Elsewhere, The Guardian reports on the latest developments in US healthcare reform.

Meanwhile, its business pages report that General Healthcare's profitable nature may be starting some consolidation in the precarious private sector provision marketplace. Its putative prey, Covenant, was over-extended in private equity-related leverage of over £100 million from Bank of Scotland (now owned by Lloyds (and of course the taxpayer).

General Healthcare is, the article notes, "majority-owned by Netcare South Africa, with a 35% stake held by private equity firm Apax" - co-owners (with Guardian Media Group) of highly-leveraged Emap, publishers of Health Service Journal.

The Guardian also has this thoughtful reflection on Lord Darzi's time on office on the day of his departure, by the estimable Michael White.

But goodness! Could Lord Darzi be stepping out of the political frying pan into the academic fire? Imperial seem to be in trouble ...

And The Timesreports a proposal for greater public scrutiny of NHS chief executives by ex-heath minister and now communities secretary John Denham. Town hall public meetings would, like Parliament's select committees, be abe to summon civil servants and to hear from the public.

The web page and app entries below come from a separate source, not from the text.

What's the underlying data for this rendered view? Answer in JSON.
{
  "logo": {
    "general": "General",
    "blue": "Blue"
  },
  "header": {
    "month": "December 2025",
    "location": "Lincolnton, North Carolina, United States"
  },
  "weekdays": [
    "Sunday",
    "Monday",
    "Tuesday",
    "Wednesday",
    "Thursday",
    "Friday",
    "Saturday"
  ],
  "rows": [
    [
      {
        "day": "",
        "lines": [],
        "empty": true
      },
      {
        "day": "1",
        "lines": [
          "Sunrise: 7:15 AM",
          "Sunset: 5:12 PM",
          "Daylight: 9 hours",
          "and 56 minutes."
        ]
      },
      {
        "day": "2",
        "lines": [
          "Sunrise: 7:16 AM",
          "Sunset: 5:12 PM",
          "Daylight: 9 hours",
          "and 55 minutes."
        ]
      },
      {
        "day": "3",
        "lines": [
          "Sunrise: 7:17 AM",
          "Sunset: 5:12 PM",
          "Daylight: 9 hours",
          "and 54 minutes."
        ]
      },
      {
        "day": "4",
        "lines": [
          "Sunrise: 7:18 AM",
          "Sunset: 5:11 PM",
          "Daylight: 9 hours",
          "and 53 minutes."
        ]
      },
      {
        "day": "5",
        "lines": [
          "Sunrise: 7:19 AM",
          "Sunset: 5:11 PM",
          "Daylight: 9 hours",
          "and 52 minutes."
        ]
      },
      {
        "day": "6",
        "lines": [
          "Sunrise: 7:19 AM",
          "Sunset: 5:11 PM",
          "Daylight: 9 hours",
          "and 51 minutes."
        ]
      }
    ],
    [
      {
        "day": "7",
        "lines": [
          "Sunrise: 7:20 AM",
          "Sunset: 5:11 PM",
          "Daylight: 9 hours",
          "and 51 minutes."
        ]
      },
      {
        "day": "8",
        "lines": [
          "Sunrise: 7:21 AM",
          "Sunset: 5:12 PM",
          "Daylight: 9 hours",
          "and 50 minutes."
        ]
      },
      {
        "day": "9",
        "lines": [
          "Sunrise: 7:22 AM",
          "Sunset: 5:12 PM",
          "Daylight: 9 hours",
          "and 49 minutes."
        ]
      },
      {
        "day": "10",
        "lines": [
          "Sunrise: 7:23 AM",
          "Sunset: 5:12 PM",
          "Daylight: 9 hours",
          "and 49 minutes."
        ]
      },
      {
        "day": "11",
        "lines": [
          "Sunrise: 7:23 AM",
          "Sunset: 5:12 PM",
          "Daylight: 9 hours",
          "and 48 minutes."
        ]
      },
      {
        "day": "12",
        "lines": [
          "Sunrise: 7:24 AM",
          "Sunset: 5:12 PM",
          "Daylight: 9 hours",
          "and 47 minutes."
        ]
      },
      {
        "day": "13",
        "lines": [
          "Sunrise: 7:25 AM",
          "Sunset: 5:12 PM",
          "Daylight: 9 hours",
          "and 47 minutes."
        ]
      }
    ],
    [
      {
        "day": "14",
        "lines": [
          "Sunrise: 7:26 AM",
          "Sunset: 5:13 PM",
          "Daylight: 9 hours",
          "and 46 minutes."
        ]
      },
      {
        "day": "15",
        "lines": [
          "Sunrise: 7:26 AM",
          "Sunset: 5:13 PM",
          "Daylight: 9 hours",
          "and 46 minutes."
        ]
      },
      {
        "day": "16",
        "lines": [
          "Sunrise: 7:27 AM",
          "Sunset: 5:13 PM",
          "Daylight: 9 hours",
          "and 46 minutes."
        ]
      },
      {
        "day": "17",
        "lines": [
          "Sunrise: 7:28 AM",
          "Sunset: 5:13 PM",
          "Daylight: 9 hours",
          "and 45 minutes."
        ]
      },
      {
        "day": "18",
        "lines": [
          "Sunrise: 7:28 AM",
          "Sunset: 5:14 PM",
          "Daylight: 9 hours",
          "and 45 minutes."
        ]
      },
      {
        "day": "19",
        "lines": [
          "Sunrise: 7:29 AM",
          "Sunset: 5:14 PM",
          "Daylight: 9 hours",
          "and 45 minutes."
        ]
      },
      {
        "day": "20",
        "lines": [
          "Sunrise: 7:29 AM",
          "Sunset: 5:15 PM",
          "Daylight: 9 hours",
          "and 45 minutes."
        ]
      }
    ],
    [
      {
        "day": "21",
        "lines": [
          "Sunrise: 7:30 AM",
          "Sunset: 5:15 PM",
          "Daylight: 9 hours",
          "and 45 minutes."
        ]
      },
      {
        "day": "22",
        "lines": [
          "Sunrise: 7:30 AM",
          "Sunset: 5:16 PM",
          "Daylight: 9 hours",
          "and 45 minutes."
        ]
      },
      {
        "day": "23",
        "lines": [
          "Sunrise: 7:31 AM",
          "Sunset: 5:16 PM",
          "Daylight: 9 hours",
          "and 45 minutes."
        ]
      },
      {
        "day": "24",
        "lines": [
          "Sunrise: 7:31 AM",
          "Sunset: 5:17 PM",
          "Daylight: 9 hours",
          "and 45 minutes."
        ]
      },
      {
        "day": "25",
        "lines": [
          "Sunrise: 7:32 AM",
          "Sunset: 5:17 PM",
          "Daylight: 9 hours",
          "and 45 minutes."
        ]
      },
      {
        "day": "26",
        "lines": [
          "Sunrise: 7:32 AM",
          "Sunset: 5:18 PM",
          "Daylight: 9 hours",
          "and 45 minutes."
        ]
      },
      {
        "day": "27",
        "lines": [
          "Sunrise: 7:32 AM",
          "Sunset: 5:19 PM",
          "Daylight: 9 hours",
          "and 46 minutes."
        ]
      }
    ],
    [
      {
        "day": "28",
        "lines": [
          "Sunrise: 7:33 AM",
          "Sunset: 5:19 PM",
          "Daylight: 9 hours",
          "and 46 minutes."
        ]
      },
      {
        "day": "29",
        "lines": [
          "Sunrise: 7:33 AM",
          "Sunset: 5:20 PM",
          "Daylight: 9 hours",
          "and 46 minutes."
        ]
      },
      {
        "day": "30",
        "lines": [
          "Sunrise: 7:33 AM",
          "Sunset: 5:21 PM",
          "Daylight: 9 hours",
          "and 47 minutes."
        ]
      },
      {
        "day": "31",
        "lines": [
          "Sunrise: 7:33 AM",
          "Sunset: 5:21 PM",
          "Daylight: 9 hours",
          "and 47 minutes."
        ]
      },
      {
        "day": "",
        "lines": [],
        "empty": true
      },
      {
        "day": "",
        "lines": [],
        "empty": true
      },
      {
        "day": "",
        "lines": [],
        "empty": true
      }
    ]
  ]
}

However, crucially, the committees would have no enforcement powers beyond their ability to 'name and shame'.